**Exercise instructions**
Could you please return each line of the data that has the word "caption"?

# # #

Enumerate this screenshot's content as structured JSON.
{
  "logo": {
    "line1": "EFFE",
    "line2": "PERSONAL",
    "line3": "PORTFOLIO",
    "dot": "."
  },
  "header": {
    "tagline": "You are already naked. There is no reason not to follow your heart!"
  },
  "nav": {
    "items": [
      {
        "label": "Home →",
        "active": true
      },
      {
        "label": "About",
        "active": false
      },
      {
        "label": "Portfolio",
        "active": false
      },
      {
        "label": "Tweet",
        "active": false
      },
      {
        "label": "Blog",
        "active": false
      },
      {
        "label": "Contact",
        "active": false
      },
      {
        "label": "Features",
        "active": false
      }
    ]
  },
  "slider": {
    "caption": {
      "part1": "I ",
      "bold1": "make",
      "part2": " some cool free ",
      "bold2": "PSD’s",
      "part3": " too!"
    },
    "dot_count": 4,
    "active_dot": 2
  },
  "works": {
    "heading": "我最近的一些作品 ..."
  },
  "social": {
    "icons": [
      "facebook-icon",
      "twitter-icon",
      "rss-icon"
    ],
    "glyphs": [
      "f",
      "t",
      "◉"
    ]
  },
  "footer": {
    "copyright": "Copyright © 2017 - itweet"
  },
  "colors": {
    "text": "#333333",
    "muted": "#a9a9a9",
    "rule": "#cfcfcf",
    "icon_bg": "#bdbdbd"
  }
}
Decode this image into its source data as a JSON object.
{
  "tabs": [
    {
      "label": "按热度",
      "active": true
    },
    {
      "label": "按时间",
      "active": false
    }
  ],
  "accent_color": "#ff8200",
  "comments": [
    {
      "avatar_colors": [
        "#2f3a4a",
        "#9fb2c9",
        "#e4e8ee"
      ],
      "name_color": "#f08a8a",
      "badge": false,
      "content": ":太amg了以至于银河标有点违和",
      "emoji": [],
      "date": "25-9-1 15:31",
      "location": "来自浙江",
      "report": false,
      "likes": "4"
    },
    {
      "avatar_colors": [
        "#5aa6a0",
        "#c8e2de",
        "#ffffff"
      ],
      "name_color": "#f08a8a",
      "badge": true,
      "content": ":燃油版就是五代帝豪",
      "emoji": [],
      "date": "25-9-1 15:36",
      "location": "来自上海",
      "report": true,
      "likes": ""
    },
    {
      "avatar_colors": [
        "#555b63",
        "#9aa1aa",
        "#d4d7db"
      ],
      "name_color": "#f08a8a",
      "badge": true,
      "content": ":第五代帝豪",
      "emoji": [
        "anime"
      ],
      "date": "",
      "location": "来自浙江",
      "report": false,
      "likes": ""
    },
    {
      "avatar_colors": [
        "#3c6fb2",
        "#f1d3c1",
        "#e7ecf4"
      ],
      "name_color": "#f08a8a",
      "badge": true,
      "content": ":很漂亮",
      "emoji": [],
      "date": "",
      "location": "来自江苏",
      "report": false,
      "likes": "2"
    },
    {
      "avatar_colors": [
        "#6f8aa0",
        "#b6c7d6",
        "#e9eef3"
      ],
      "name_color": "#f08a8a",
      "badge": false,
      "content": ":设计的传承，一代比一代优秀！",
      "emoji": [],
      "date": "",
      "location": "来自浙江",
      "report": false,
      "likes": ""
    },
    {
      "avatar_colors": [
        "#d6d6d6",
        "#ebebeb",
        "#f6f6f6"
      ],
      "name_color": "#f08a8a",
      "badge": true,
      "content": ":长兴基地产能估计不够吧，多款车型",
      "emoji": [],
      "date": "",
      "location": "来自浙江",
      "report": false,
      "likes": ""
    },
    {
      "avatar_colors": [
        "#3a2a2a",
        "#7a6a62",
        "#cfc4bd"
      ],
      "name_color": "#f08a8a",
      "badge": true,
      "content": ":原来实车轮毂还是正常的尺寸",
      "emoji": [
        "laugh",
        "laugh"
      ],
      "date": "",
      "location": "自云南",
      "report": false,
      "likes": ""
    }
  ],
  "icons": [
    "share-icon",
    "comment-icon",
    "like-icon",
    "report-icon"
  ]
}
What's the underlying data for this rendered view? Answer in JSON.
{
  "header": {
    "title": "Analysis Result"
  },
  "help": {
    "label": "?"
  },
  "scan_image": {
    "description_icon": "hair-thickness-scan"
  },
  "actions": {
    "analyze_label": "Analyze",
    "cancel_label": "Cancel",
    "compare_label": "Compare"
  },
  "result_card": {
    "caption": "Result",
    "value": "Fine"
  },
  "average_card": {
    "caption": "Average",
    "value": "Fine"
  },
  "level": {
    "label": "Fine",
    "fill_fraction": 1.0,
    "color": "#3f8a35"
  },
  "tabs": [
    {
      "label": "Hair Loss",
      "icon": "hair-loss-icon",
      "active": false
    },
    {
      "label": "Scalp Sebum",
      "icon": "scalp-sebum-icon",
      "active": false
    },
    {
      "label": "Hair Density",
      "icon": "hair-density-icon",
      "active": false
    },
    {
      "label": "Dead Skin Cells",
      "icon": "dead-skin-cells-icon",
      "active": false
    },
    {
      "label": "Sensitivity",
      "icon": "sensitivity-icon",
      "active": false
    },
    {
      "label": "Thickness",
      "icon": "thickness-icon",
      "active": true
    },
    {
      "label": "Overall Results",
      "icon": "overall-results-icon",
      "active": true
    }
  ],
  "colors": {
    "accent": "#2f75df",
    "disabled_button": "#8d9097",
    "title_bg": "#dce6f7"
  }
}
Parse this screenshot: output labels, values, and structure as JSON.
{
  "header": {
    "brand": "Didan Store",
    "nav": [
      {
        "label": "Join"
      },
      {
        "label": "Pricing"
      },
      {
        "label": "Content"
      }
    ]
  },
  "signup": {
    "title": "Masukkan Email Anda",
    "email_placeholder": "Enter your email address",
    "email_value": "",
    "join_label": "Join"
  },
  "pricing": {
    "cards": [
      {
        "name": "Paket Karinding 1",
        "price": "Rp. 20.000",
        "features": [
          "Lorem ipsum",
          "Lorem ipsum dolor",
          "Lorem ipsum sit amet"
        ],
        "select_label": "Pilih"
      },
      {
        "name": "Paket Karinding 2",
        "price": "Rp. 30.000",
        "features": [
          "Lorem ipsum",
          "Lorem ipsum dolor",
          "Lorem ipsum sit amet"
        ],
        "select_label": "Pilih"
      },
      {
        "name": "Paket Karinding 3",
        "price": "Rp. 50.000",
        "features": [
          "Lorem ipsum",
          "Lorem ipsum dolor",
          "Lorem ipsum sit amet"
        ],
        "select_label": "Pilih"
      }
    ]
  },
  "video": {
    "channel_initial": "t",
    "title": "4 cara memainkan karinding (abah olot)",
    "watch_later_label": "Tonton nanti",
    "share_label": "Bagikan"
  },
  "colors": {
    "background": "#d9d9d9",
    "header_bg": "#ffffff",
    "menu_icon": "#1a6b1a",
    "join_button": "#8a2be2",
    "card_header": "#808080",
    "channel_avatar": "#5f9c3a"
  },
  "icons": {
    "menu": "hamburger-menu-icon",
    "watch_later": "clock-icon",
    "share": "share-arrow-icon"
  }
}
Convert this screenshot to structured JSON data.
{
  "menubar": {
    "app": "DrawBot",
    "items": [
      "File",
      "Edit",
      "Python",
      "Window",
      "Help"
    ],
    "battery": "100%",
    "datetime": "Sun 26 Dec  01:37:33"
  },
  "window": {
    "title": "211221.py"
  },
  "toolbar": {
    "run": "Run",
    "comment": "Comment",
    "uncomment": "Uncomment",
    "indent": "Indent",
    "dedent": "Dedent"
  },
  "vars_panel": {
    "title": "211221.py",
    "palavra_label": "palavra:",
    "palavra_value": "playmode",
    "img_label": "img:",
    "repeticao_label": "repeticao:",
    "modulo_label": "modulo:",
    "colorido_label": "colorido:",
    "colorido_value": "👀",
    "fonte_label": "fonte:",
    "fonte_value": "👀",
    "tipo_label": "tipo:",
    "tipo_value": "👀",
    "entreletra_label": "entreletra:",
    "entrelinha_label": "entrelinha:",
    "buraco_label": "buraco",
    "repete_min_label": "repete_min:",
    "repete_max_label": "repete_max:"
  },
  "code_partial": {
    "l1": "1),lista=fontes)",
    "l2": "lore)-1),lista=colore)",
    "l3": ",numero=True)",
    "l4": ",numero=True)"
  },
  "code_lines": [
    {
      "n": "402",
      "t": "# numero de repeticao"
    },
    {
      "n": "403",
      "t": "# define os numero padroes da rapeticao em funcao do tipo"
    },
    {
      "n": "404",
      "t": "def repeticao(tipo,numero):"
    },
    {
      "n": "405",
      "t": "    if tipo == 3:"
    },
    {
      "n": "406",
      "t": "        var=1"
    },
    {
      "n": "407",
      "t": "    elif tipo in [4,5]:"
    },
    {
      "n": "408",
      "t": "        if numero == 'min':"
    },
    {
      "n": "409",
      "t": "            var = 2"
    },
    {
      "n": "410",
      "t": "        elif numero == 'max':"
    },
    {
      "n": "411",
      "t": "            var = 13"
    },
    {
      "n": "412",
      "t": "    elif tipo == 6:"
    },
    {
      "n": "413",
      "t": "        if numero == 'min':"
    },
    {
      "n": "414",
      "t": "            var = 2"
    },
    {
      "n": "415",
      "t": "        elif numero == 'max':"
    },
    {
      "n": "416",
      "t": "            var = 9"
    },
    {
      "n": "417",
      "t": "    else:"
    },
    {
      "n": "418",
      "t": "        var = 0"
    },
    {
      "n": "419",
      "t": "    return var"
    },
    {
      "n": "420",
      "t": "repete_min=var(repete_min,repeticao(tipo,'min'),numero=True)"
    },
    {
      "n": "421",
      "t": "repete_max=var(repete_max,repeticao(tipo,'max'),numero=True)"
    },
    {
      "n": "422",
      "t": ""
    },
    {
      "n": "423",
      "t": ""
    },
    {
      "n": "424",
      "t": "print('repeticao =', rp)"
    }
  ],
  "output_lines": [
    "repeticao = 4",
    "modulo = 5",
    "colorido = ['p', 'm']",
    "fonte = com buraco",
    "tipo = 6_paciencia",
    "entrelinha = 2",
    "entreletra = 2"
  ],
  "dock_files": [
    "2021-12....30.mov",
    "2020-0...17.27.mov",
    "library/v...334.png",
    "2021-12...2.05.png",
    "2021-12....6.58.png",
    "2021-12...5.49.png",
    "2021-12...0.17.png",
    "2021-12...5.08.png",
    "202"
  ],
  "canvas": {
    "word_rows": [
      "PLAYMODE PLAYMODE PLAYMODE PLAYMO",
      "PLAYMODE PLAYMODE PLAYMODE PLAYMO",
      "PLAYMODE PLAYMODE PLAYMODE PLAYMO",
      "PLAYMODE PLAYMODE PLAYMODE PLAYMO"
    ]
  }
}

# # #

**Answer below**
    "caption": {
    "caption": "Result",
    "caption": "Average",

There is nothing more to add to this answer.